#### [WHAT YOU HAVE TO DO]
Reproduce the records below exactly; the images should not appear.

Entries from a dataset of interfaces
════

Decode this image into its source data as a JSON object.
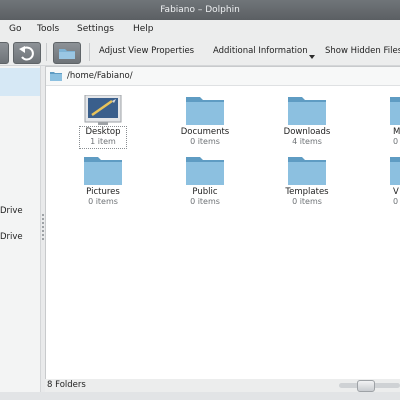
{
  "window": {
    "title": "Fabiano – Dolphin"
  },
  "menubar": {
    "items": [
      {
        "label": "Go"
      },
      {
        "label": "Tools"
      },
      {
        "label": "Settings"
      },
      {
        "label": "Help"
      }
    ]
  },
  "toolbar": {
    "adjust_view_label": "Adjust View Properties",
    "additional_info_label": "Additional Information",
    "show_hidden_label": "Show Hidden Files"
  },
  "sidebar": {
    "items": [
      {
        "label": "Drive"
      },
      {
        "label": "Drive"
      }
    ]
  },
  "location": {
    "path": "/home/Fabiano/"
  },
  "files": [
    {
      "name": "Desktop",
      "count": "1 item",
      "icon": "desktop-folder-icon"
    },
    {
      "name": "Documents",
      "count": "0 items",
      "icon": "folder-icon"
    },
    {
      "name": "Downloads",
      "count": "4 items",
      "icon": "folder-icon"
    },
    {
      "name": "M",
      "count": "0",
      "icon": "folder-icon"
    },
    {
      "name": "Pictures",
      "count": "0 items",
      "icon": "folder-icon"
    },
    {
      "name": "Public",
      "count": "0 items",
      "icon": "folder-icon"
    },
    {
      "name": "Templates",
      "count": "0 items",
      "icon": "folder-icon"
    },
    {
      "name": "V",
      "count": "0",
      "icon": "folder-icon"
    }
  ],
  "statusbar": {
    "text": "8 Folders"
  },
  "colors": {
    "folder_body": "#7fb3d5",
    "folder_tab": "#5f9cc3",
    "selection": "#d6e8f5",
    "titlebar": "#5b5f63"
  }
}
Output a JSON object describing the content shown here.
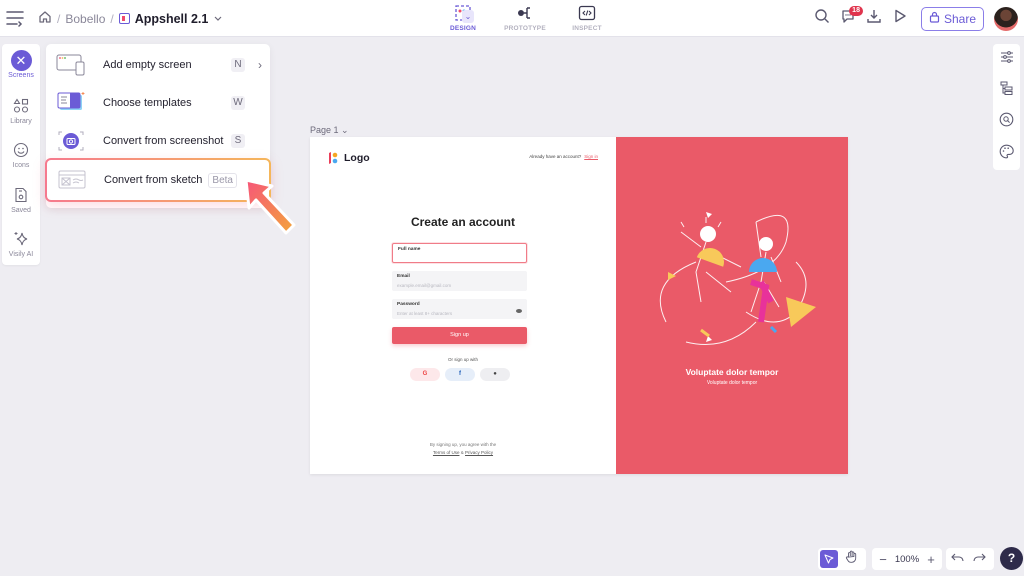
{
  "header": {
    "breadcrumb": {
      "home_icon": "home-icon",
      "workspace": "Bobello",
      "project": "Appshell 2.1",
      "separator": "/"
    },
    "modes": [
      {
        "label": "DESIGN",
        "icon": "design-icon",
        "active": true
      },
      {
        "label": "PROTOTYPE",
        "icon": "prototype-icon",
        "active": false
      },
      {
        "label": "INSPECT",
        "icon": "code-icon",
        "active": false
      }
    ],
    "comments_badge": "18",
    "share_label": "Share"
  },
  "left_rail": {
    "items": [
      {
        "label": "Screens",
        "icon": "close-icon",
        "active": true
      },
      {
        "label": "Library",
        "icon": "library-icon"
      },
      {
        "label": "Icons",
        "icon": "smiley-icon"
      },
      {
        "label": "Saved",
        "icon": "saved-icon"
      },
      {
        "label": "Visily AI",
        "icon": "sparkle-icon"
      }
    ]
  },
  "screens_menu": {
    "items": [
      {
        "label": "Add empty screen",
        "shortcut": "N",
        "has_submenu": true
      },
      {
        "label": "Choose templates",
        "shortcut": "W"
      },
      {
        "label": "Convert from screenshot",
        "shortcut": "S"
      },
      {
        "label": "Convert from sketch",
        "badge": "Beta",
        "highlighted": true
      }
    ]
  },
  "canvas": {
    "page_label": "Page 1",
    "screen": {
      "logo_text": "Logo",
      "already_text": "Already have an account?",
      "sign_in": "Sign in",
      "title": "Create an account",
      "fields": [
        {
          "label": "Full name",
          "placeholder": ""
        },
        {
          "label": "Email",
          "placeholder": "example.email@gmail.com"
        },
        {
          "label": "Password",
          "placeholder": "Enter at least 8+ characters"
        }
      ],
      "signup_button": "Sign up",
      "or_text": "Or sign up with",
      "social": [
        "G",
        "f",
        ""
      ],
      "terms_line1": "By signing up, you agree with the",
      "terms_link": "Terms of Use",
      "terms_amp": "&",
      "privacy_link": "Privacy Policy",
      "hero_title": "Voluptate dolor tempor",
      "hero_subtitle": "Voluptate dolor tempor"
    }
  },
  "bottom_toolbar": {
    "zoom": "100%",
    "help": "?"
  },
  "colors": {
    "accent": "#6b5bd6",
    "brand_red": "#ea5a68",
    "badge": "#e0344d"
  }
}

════

#### [EXERCISE RESPONSE]
Decode this image into its source data as a JSON object.
{
  "window": {
    "title": "Fabiano – Dolphin"
  },
  "menubar": {
    "items": [
      {
        "label": "Go"
      },
      {
        "label": "Tools"
      },
      {
        "label": "Settings"
      },
      {
        "label": "Help"
      }
    ]
  },
  "toolbar": {
    "adjust_view_label": "Adjust View Properties",
    "additional_info_label": "Additional Information",
    "show_hidden_label": "Show Hidden Files"
  },
  "sidebar": {
    "items": [
      {
        "label": "Drive"
      },
      {
        "label": "Drive"
      }
    ]
  },
  "location": {
    "path": "/home/Fabiano/"
  },
  "files": [
    {
      "name": "Desktop",
      "count": "1 item",
      "icon": "desktop-folder-icon"
    },
    {
      "name": "Documents",
      "count": "0 items",
      "icon": "folder-icon"
    },
    {
      "name": "Downloads",
      "count": "4 items",
      "icon": "folder-icon"
    },
    {
      "name": "M",
      "count": "0",
      "icon": "folder-icon"
    },
    {
      "name": "Pictures",
      "count": "0 items",
      "icon": "folder-icon"
    },
    {
      "name": "Public",
      "count": "0 items",
      "icon": "folder-icon"
    },
    {
      "name": "Templates",
      "count": "0 items",
      "icon": "folder-icon"
    },
    {
      "name": "V",
      "count": "0",
      "icon": "folder-icon"
    }
  ],
  "statusbar": {
    "text": "8 Folders"
  },
  "colors": {
    "folder_body": "#7fb3d5",
    "folder_tab": "#5f9cc3",
    "selection": "#d6e8f5",
    "titlebar": "#5b5f63"
  }
}
Output a JSON object describing the content shown here.
{
  "header": {
    "breadcrumb": {
      "home_icon": "home-icon",
      "workspace": "Bobello",
      "project": "Appshell 2.1",
      "separator": "/"
    },
    "modes": [
      {
        "label": "DESIGN",
        "icon": "design-icon",
        "active": true
      },
      {
        "label": "PROTOTYPE",
        "icon": "prototype-icon",
        "active": false
      },
      {
        "label": "INSPECT",
        "icon": "code-icon",
        "active": false
      }
    ],
    "comments_badge": "18",
    "share_label": "Share"
  },
  "left_rail": {
    "items": [
      {
        "label": "Screens",
        "icon": "close-icon",
        "active": true
      },
      {
        "label": "Library",
        "icon": "library-icon"
      },
      {
        "label": "Icons",
        "icon": "smiley-icon"
      },
      {
        "label": "Saved",
        "icon": "saved-icon"
      },
      {
        "label": "Visily AI",
        "icon": "sparkle-icon"
      }
    ]
  },
  "screens_menu": {
    "items": [
      {
        "label": "Add empty screen",
        "shortcut": "N",
        "has_submenu": true
      },
      {
        "label": "Choose templates",
        "shortcut": "W"
      },
      {
        "label": "Convert from screenshot",
        "shortcut": "S"
      },
      {
        "label": "Convert from sketch",
        "badge": "Beta",
        "highlighted": true
      }
    ]
  },
  "canvas": {
    "page_label": "Page 1",
    "screen": {
      "logo_text": "Logo",
      "already_text": "Already have an account?",
      "sign_in": "Sign in",
      "title": "Create an account",
      "fields": [
        {
          "label": "Full name",
          "placeholder": ""
        },
        {
          "label": "Email",
          "placeholder": "example.email@gmail.com"
        },
        {
          "label": "Password",
          "placeholder": "Enter at least 8+ characters"
        }
      ],
      "signup_button": "Sign up",
      "or_text": "Or sign up with",
      "social": [
        "G",
        "f",
        ""
      ],
      "terms_line1": "By signing up, you agree with the",
      "terms_link": "Terms of Use",
      "terms_amp": "&",
      "privacy_link": "Privacy Policy",
      "hero_title": "Voluptate dolor tempor",
      "hero_subtitle": "Voluptate dolor tempor"
    }
  },
  "bottom_toolbar": {
    "zoom": "100%",
    "help": "?"
  },
  "colors": {
    "accent": "#6b5bd6",
    "brand_red": "#ea5a68",
    "badge": "#e0344d"
  }
}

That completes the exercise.